What to produce: Which lines of the records below contain the word "this"? Report each of them in full.

Data excerpts:
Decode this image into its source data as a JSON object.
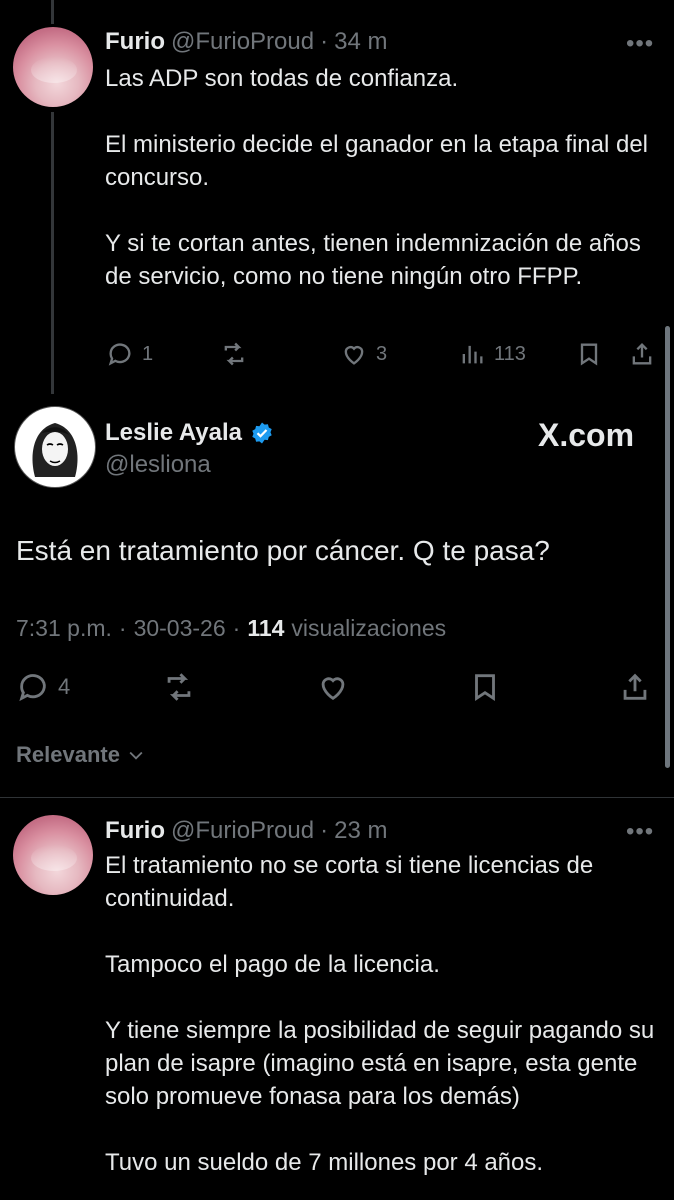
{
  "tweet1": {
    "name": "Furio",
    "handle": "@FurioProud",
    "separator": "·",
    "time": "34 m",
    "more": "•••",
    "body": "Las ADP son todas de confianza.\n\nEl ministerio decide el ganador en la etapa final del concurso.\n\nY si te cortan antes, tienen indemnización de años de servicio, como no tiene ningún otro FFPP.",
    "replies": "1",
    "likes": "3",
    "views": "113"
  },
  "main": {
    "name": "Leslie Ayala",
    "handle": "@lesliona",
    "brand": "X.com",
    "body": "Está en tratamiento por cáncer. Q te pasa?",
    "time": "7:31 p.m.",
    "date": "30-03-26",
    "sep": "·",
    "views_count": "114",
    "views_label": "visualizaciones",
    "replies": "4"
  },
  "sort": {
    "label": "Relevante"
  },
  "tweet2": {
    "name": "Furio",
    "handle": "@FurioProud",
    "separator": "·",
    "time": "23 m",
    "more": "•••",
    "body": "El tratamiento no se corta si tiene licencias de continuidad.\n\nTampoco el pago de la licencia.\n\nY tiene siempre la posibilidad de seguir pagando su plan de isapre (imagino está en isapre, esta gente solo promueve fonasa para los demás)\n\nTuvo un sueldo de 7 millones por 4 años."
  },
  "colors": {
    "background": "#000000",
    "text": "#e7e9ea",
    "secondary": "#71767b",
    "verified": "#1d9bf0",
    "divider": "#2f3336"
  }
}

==

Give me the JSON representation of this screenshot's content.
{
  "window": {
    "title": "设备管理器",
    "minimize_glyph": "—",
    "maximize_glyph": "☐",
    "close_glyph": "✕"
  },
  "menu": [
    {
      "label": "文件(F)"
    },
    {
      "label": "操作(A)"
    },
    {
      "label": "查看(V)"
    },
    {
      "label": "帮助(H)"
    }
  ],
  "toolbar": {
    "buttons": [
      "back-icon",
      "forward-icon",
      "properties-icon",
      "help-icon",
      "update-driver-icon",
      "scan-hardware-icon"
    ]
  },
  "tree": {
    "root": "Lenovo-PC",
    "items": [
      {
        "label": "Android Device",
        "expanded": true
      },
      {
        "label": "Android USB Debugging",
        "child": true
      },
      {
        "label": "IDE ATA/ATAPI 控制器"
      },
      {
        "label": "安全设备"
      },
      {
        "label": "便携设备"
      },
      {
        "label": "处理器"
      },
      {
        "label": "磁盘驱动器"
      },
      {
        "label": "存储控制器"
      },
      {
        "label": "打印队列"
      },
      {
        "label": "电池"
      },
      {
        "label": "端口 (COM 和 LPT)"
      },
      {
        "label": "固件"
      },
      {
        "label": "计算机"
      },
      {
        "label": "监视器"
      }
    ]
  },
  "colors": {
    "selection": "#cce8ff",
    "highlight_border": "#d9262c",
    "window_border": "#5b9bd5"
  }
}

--

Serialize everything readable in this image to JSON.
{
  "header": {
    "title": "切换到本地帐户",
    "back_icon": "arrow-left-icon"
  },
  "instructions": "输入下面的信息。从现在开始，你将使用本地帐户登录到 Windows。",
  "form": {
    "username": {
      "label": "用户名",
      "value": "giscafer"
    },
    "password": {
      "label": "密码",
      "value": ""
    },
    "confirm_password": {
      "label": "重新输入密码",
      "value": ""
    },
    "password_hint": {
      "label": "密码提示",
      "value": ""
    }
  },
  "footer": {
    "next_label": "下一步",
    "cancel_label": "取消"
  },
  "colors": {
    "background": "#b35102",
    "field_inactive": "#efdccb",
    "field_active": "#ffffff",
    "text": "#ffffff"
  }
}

Reply:
Decode this image into its source data as a JSON object.
Give me the JSON representation of this screenshot's content.
Serialize everything readable in this image to JSON.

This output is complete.